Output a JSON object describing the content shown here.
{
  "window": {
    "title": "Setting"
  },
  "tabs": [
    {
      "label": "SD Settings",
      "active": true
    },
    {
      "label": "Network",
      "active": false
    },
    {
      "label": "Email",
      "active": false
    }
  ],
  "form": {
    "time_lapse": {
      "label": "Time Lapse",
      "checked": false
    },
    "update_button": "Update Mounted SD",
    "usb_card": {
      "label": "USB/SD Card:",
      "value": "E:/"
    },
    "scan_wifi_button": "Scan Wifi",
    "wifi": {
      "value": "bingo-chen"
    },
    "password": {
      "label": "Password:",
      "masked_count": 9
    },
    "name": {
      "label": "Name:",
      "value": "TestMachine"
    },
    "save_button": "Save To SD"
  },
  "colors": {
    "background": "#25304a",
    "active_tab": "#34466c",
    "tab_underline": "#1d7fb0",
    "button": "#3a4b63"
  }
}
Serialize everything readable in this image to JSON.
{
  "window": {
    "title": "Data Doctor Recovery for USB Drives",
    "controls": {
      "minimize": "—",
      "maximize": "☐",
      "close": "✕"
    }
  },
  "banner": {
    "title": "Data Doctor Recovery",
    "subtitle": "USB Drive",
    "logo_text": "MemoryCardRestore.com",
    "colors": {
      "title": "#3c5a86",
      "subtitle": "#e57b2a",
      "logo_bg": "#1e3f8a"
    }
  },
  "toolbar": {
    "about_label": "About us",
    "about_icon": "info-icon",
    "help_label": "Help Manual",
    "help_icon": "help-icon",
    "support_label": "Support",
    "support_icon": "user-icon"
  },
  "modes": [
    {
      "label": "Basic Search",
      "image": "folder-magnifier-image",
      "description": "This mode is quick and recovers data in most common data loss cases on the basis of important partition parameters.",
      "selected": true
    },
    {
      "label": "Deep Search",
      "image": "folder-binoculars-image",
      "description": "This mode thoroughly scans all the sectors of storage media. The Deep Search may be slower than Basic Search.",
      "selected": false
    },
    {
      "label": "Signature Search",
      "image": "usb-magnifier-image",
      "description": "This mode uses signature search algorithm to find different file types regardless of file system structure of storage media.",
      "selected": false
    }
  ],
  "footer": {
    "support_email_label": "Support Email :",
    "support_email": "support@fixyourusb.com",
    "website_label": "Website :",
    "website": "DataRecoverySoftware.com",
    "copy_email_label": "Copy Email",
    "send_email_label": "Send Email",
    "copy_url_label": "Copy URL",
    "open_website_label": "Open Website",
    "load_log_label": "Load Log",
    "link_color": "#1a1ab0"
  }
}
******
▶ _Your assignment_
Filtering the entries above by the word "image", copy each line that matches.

▶ _Exercise answer_
Serialize everything readable in this image to JSON.
      "image": "folder-magnifier-image",
      "image": "folder-binoculars-image",
      "image": "usb-magnifier-image",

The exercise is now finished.